Material for the task:
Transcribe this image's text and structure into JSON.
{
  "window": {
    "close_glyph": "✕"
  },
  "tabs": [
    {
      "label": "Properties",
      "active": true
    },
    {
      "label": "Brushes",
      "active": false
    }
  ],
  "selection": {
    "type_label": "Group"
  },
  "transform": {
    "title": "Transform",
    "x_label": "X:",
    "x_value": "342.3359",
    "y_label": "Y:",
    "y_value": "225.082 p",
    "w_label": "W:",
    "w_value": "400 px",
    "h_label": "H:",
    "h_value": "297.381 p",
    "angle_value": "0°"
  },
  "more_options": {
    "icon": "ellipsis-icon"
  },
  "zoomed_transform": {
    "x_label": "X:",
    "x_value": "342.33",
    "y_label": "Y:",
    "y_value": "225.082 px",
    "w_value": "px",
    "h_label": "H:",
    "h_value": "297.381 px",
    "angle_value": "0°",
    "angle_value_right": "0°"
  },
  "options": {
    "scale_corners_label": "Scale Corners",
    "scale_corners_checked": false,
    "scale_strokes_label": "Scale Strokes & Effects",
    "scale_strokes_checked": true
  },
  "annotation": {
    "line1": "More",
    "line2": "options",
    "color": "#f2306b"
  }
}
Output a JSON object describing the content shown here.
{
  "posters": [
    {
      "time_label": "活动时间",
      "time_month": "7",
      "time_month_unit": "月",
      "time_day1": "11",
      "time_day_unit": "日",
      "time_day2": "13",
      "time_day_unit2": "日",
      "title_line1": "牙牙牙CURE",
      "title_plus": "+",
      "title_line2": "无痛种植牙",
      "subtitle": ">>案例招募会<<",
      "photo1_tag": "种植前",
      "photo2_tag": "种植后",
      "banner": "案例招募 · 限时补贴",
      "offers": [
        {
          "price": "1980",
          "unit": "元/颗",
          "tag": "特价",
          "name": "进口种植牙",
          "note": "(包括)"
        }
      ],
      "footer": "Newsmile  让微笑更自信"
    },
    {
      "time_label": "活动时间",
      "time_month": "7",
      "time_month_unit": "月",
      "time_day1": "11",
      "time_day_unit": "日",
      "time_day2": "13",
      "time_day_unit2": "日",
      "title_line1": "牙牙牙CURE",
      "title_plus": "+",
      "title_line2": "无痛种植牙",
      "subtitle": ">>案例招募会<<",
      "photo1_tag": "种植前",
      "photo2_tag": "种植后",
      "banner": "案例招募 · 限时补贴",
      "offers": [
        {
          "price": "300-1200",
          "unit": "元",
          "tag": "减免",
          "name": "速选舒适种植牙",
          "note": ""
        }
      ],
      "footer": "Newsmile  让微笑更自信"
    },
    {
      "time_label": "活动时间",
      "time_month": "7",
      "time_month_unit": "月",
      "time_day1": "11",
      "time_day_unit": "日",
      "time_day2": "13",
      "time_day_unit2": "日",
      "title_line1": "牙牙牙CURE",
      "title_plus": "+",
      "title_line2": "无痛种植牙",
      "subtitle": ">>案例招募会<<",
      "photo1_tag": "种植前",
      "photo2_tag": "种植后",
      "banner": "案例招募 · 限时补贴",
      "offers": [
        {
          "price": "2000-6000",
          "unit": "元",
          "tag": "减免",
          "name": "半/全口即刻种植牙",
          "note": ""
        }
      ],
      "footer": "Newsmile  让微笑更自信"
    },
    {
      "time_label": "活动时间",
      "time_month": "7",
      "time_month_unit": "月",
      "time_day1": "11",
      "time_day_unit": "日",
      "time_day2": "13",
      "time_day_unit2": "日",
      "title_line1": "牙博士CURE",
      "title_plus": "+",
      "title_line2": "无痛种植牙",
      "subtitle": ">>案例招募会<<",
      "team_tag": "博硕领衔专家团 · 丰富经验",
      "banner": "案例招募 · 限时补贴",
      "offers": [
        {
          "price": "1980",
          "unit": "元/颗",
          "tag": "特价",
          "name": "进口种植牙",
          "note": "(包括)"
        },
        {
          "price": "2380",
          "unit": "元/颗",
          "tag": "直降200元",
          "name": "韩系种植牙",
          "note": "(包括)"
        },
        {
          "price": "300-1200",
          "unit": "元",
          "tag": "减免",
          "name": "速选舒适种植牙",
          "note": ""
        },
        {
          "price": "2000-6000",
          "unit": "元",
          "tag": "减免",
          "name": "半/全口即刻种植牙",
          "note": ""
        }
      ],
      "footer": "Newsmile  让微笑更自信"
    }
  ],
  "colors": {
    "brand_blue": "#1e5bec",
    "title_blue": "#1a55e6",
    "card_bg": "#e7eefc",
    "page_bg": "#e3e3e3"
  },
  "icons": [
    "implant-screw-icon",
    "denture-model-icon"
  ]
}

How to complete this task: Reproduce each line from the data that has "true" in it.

Result for this task:
      "active": true
    "scale_strokes_checked": true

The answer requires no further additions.